__WHAT YOU NEED TO DO__
For the data below, count the lines that have the string "jqXHR" and state that number by itself.

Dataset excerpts
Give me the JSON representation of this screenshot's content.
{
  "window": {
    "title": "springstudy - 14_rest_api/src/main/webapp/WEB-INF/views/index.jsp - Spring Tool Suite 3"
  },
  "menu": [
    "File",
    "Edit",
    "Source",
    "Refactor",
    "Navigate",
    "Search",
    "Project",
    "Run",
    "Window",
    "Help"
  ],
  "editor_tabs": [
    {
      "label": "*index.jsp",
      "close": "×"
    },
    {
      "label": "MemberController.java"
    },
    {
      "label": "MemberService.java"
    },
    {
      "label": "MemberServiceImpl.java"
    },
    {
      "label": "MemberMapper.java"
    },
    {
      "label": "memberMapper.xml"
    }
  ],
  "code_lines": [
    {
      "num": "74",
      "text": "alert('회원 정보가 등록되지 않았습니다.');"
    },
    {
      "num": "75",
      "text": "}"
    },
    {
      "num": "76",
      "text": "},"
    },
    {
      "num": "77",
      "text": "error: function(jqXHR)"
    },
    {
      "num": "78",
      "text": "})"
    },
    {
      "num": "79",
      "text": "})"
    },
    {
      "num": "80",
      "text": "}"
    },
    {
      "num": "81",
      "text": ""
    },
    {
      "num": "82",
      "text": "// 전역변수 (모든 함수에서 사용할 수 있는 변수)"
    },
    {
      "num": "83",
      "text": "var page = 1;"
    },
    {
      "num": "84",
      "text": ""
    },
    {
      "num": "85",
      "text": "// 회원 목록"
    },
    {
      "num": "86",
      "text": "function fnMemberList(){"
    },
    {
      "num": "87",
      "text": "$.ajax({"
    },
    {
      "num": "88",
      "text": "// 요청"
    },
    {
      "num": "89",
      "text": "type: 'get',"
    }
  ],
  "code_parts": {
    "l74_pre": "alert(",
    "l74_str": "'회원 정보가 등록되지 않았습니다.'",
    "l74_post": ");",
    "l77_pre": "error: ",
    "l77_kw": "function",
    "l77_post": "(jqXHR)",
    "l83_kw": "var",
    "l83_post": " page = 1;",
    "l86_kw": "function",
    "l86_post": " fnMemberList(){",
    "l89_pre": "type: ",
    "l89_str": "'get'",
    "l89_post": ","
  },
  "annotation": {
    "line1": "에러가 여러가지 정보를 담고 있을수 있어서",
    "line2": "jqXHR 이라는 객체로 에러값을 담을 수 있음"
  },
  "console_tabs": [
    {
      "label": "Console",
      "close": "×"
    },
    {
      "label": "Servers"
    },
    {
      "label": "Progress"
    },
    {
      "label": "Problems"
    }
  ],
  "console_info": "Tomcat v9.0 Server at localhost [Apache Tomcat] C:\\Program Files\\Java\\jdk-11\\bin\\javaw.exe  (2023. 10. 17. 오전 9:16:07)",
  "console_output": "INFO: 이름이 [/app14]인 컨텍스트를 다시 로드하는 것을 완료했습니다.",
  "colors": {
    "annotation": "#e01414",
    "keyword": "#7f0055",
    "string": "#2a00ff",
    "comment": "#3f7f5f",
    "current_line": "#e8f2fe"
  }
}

__ANSWER__
3